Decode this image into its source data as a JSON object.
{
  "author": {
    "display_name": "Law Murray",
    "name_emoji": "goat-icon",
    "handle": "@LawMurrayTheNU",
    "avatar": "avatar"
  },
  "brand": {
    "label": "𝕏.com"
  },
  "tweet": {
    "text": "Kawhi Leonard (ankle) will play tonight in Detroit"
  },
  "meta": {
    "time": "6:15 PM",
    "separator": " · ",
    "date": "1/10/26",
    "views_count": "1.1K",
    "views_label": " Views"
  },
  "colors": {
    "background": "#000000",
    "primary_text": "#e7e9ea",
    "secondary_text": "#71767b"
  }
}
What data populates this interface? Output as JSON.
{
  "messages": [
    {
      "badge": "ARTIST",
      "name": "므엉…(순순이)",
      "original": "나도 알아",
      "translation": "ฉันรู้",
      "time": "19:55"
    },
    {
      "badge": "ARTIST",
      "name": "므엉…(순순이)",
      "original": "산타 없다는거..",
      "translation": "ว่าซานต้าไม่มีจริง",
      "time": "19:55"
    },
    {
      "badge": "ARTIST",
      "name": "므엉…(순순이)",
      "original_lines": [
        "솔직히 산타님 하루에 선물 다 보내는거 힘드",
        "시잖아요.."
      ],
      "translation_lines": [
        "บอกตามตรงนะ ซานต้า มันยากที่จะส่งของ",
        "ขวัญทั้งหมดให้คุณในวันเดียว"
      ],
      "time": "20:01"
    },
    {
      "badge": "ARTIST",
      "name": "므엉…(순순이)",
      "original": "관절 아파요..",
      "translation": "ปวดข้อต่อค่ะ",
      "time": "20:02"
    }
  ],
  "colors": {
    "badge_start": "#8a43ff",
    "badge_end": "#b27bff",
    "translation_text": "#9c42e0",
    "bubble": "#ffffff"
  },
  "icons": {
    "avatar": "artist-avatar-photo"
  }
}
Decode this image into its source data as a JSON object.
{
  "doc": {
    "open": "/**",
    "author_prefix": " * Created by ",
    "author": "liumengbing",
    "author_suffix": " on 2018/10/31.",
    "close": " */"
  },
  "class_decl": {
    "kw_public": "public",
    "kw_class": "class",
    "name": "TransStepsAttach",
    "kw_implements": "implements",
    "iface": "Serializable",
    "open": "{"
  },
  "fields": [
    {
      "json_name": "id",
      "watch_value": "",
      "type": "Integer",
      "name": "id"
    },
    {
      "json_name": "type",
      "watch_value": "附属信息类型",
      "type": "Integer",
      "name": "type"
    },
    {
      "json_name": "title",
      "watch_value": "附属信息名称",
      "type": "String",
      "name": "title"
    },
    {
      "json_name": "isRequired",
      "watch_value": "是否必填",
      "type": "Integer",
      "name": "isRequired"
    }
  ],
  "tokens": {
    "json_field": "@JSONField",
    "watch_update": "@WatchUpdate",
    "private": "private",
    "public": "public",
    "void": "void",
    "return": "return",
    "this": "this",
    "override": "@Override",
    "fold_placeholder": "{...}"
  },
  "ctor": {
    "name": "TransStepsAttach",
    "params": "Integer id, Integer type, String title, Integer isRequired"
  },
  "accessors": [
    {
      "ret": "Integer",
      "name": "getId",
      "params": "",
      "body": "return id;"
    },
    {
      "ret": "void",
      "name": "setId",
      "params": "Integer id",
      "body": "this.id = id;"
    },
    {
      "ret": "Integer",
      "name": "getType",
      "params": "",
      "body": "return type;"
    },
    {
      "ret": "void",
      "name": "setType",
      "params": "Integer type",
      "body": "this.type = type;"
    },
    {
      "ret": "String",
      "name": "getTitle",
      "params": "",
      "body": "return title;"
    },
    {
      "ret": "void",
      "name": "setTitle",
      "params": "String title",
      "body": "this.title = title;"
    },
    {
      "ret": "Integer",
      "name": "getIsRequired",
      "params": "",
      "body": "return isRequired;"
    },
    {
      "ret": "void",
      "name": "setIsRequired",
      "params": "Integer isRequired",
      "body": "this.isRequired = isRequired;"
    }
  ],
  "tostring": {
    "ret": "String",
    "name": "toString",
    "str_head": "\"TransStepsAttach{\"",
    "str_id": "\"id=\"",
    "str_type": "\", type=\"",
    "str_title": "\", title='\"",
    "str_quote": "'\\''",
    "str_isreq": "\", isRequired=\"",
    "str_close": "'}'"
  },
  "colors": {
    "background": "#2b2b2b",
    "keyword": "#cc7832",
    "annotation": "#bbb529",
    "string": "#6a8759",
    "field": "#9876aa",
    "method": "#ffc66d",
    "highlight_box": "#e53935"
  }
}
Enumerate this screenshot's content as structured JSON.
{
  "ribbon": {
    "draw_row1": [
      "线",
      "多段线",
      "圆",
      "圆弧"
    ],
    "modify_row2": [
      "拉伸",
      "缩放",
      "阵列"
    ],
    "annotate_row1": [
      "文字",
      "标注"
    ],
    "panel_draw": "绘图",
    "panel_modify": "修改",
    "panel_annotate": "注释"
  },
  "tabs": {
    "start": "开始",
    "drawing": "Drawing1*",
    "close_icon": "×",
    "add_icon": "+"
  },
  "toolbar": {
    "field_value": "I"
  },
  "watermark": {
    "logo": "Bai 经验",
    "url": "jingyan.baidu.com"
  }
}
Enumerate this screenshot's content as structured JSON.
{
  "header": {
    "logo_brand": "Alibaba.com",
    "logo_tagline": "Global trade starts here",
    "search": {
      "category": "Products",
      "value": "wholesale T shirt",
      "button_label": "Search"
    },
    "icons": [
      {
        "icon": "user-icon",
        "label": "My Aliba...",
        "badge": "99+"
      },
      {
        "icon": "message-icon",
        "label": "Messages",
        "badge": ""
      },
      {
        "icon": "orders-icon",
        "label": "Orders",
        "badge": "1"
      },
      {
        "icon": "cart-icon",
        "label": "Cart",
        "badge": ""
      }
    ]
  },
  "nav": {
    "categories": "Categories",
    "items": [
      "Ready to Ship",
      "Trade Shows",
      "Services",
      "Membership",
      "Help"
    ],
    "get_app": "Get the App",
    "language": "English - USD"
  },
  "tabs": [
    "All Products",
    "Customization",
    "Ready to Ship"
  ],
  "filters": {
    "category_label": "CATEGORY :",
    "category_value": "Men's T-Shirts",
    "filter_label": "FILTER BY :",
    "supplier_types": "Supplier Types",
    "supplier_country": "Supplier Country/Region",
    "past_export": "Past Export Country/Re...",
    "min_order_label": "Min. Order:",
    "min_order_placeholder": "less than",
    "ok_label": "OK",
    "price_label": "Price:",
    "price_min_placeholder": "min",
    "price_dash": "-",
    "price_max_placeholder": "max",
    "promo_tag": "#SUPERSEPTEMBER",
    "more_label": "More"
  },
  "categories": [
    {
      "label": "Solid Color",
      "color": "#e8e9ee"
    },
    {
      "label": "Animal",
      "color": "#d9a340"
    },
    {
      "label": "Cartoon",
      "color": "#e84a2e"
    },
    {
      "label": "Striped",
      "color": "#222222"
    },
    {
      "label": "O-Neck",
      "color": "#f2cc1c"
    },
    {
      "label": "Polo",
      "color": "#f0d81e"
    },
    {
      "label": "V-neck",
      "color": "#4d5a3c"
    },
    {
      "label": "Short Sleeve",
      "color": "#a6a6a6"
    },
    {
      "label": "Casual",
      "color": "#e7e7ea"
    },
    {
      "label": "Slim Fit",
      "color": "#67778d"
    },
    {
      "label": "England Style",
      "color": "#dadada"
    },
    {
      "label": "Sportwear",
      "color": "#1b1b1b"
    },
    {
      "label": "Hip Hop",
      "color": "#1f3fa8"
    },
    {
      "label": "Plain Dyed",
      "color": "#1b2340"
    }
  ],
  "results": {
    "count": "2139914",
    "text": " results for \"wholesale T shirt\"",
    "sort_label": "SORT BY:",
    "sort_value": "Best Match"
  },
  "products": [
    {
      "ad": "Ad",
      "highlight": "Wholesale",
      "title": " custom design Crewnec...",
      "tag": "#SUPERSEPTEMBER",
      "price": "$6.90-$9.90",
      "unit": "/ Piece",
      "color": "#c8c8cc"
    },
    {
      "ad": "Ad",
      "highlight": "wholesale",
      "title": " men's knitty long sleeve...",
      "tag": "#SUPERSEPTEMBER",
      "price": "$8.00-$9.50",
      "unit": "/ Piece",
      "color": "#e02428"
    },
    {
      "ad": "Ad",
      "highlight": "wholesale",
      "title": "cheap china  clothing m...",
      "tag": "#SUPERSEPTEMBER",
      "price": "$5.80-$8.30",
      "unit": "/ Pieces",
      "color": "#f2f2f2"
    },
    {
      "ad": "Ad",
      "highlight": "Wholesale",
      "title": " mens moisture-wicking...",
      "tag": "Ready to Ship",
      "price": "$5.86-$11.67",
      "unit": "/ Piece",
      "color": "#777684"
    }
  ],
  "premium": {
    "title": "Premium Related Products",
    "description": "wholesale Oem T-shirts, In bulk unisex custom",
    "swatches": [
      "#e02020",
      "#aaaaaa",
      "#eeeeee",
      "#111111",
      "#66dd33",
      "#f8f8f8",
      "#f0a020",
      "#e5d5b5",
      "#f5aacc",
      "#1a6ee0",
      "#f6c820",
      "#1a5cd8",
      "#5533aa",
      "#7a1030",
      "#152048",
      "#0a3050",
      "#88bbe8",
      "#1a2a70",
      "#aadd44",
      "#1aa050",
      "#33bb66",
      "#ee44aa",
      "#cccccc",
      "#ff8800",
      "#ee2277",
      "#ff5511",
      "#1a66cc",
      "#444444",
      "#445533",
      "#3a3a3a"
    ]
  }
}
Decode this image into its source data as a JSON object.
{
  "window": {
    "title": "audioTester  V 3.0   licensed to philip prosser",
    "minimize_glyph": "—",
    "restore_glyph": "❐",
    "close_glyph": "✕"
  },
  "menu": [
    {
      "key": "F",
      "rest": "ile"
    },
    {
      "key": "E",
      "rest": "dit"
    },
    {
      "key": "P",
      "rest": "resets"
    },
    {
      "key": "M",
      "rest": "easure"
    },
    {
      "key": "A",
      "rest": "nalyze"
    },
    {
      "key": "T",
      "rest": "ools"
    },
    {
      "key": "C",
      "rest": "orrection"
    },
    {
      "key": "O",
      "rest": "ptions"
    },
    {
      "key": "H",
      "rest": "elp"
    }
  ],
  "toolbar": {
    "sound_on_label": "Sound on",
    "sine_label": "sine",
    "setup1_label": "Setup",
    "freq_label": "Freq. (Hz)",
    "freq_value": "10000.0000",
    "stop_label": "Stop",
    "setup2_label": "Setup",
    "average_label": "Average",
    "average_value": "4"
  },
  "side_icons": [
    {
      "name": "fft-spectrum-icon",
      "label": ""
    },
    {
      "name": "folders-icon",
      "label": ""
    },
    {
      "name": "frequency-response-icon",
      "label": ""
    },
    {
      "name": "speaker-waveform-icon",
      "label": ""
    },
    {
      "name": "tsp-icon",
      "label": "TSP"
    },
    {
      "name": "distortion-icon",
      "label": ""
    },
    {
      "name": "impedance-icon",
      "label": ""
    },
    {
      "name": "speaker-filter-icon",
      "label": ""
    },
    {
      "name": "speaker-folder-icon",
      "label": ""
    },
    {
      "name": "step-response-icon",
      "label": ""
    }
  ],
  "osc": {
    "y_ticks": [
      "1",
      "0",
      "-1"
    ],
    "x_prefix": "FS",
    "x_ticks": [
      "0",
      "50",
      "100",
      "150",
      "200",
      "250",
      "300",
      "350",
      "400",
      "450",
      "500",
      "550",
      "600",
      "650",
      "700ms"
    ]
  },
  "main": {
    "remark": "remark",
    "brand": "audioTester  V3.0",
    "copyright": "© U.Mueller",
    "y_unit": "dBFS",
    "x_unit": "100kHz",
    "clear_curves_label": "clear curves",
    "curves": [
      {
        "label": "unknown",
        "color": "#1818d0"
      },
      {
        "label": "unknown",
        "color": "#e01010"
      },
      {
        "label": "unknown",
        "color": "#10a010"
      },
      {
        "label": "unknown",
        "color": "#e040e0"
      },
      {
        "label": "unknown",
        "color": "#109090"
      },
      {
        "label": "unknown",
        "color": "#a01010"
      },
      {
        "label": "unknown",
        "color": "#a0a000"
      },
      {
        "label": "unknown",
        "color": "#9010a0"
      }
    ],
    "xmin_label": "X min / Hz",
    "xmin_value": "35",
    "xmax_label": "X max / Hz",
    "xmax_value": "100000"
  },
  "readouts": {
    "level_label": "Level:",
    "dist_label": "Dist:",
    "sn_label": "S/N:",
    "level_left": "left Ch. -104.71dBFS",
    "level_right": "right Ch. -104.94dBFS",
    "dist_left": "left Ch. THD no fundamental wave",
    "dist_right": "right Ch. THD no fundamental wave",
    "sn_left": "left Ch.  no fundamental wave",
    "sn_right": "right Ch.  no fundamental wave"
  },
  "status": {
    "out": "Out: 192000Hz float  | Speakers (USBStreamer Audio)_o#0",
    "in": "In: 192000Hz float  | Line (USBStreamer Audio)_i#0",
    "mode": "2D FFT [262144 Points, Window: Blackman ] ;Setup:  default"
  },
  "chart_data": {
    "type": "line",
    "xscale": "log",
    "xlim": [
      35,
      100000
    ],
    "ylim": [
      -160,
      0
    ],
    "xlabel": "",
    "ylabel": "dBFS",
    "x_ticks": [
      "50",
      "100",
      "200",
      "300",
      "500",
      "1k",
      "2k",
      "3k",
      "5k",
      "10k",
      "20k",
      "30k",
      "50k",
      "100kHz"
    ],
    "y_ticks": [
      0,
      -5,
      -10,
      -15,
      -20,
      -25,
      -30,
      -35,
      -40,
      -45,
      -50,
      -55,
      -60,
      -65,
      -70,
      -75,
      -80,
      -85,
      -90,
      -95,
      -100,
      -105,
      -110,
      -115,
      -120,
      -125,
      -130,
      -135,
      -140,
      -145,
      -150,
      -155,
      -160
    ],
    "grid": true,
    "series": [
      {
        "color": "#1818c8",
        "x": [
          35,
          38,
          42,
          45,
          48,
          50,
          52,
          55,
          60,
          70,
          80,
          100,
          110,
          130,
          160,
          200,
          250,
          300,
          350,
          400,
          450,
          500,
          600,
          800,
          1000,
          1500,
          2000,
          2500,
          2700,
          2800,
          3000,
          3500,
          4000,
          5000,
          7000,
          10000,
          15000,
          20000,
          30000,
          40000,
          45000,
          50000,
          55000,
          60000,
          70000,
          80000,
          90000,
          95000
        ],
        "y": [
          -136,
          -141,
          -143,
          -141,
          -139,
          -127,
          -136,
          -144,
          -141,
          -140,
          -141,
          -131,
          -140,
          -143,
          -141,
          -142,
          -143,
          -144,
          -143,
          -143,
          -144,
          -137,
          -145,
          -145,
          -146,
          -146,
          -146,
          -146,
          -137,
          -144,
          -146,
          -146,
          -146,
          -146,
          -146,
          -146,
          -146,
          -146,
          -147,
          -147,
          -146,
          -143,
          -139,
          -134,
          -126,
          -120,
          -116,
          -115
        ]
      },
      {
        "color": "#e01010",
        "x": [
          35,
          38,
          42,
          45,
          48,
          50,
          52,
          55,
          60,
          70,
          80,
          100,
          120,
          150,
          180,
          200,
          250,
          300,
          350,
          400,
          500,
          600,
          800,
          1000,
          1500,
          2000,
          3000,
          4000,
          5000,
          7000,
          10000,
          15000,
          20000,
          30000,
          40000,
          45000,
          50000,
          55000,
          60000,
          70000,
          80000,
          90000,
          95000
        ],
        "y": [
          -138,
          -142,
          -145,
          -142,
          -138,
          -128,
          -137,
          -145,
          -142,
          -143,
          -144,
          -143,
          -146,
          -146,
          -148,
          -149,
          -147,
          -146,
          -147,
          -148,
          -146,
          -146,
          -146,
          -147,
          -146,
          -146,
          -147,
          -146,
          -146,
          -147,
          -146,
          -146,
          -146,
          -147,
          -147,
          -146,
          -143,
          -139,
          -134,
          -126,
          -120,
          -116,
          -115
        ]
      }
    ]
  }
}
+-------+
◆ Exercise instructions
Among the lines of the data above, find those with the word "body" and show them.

◆ Expected answer
      "body": "return id;"
      "body": "this.id = id;"
      "body": "return type;"
      "body": "this.type = type;"
      "body": "return title;"
      "body": "this.title = title;"
      "body": "return isRequired;"
      "body": "this.isRequired = isRequired;"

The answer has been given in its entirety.